The distance of time makes castles blurry outlines. All of this muscular, brutal war making and persecution is fossilized and candy coated in our minds, becomes acceptable because it’s in the distant past. Castles  become “quaint”. Long before Disney movies, stone towers and fortresses worked their way into fun/scary stories for children and adult tourists and gawkers.


Sleeping Beauty once lay comatose here.

If we must—for the sake of educating girls—stop glamorizing Sleeping Beauty, shouldn’t we also stop romanticizing castles? Or only some castles? Should some of them even be taken down? Which ones? The movement to take down Confederate memorials in the U.S. has given an extra shove to the movement to topple symbols of slavery and colonialism in Europe. I can’t say that I am either for or against #CancelCulture. I think the meaning of that tag is still being formed. It does raise some interesting questions.

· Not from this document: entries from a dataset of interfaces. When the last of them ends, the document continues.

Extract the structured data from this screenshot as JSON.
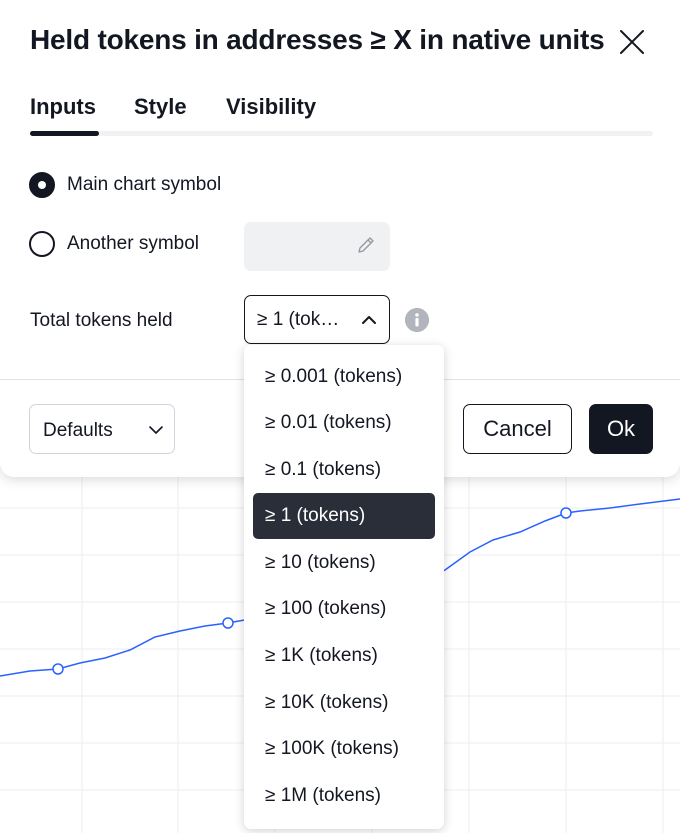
{
  "dialog": {
    "title": "Held tokens in addresses ≥ X in native units",
    "tabs": [
      {
        "label": "Inputs",
        "active": true
      },
      {
        "label": "Style",
        "active": false
      },
      {
        "label": "Visibility",
        "active": false
      }
    ],
    "symbol_options": [
      {
        "label": "Main chart symbol",
        "selected": true
      },
      {
        "label": "Another symbol",
        "selected": false
      }
    ],
    "another_symbol_value": "",
    "total_tokens": {
      "label": "Total tokens held",
      "value": "≥ 1 (tok…"
    },
    "footer": {
      "defaults_label": "Defaults",
      "cancel_label": "Cancel",
      "ok_label": "Ok"
    }
  },
  "dropdown": {
    "options": [
      "≥ 0.001 (tokens)",
      "≥ 0.01 (tokens)",
      "≥ 0.1 (tokens)",
      "≥ 1 (tokens)",
      "≥ 10 (tokens)",
      "≥ 100 (tokens)",
      "≥ 1K (tokens)",
      "≥ 10K (tokens)",
      "≥ 100K (tokens)",
      "≥ 1M (tokens)"
    ],
    "selected_index": 3
  },
  "colors": {
    "text": "#131722",
    "accent_line": "#2962ff",
    "selected_bg": "#2a2e39",
    "muted": "#b2b5be"
  },
  "icons": [
    "close-icon",
    "pencil-icon",
    "chevron-up-icon",
    "info-icon",
    "chevron-down-icon"
  ]
}
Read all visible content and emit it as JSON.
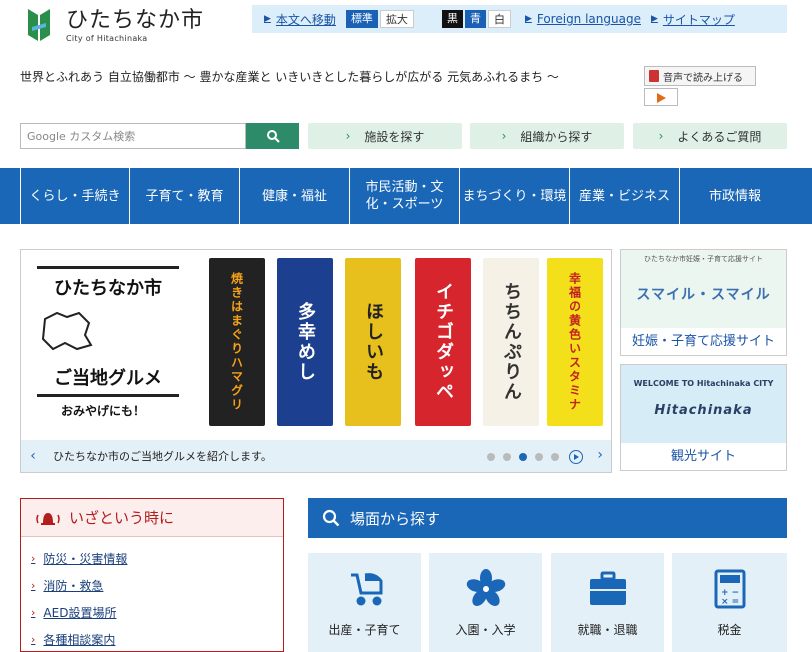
{
  "header": {
    "logo_jp": "ひたちなか市",
    "logo_en": "City of Hitachinaka",
    "skip_link": "本文へ移動",
    "font_standard": "標準",
    "font_large": "拡大",
    "color_black": "黒",
    "color_blue": "青",
    "color_white": "白",
    "foreign_language": "Foreign language",
    "sitemap": "サイトマップ",
    "catchphrase": "世界とふれあう 自立協働都市 〜 豊かな産業と いきいきとした暮らしが広がる 元気あふれるまち 〜",
    "tts_label": "音声で読み上げる"
  },
  "search": {
    "placeholder": "Google カスタム検索"
  },
  "quick_links": [
    {
      "label": "施設を探す"
    },
    {
      "label": "組織から探す"
    },
    {
      "label": "よくあるご質問"
    }
  ],
  "gnav": [
    {
      "label": "くらし・手続き"
    },
    {
      "label": "子育て・教育"
    },
    {
      "label": "健康・福祉"
    },
    {
      "label": "市民活動・文化・スポーツ"
    },
    {
      "label": "まちづくり・環境"
    },
    {
      "label": "産業・ビジネス"
    },
    {
      "label": "市政情報"
    }
  ],
  "slider": {
    "title_city": "ひたちなか市",
    "title_sub": "ご当地グルメ",
    "title_note": "おみやげにも！",
    "banners": [
      {
        "text": "焼きはまぐりハマグリ",
        "bg": "#222",
        "fg": "#f6a21a"
      },
      {
        "text": "多幸めし",
        "bg": "#1c3f8f",
        "fg": "#fff"
      },
      {
        "text": "ほしいも",
        "bg": "#e8c01e",
        "fg": "#222"
      },
      {
        "text": "イチゴダッペ",
        "bg": "#d6252d",
        "fg": "#fff"
      },
      {
        "text": "ちちんぷりん",
        "bg": "#f6f1e6",
        "fg": "#333"
      },
      {
        "text": "幸福の黄色いスタミナ",
        "bg": "#f3e01a",
        "fg": "#c3211d"
      }
    ],
    "caption": "ひたちなか市のご当地グルメを紹介します。",
    "active_dot": 3,
    "dot_count": 5
  },
  "side_banners": [
    {
      "small": "ひたちなか市妊娠・子育て応援サイト",
      "main": "スマイル・スマイル",
      "label": "妊娠・子育て応援サイト"
    },
    {
      "small": "WELCOME TO Hitachinaka CITY",
      "main": "Hitachinaka",
      "label": "観光サイト"
    }
  ],
  "emergency": {
    "title": "いざという時に",
    "items": [
      {
        "label": "防災・災害情報"
      },
      {
        "label": "消防・救急"
      },
      {
        "label": "AED設置場所"
      },
      {
        "label": "各種相談案内"
      }
    ]
  },
  "scene": {
    "title": "場面から探す",
    "items": [
      {
        "label": "出産・子育て",
        "icon": "stroller-icon"
      },
      {
        "label": "入園・入学",
        "icon": "cherry-blossom-icon"
      },
      {
        "label": "就職・退職",
        "icon": "briefcase-icon"
      },
      {
        "label": "税金",
        "icon": "calculator-icon"
      }
    ]
  },
  "colors": {
    "primary_blue": "#1a67b7",
    "green": "#2e8b6a",
    "emergency_red": "#b21e1e"
  }
}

The trophy house of an eighteenth century slave trader is an obvious target. But why stop there? What about the fortifications the Normans built when they colonized England? Why keep any reminders of war and oppression? Some historians would argue that the encastleation of Europe was itself a kind of slow death. The end of community, of the commonweal. Castles mean the appropriation of the land for the benefit of the few.


Back to the Hexenturm. What to do with this thing that is too heavy to move and too much trouble to demolish but sits right in the middle of some busy part of town? It’s like the somewhat ugly urn a relative once gave you. You don’t ask what’s in it, you just pass it down to the next generation who will have to figure out what to do with it. So they kept the tower in Spangenberg and made it into a backdrop for a playground. (Nothing sinister here!)

There. Now I’ve ruined your European vacation, even if it was only something you enjoyed on the internet. I’ll leave you with one more thought, so we all might be able to save face the next time we catch ourselves admiring some ancient stone ruin.

What draws us to wood and stone? Perhaps the ‘just right’ feeling of natural materials and the human touch and thought so evident there: a gesture, a motion captured forever. Something like that must also be there in concrete and linoleum but so much harder to perceive, muffled. Things made by hand are different. Many of us have a sense of awe and astonishment when we walk into a cathedral. Being married to a stone carver I feel this awe too and something else: a feeling of closeness to the men who worked there. Tears come to my eyes when I understand just what went into making something like this. Constant toil but also pride, duty, fellowship. These are awe-inspiring places but also warm, familiar, heart-stirring. Human hands—with chisel and mallet—made this, all of this. I feel the same way looking at any stone wall. Someone carefully planned this construction and put these stones into place. The same is true for the palaces of the one-percenters. Allow yourself to admire these structures; there’s a good chance they were not built by prisoners or the enslaved but regular joes of centuries past.

solidly middle class

Solidly middle class. A not untypical town hall.

Admiration for workmanship is the right attitude that will allow you to “go there” and wonder what can be built to last that was not born out of fear or greed. A stone cottage, perhaps. Let’s start here.  The same care and skill needed to build a castle but on a more Everyman scale. Nearby, a stout and rustically beautiful spring house. Perhaps a stone bridge. From there, you can see your way to the half-timbered houses and stables of the prosperous farmers. That sits well with you. Okay. Next stop is the town hall, tolerably opulent. Notice the elaborate wood carvings and count the slate shingles—these were never cheap.  There you might stop and begin to have questions, doubts, some uneasiness. You can sense money and power starting to gather itself up into piles. Look up and you see the castle looking down on the town.

Don’t cancel the castle yet—but think about where it comes from and what it stands for.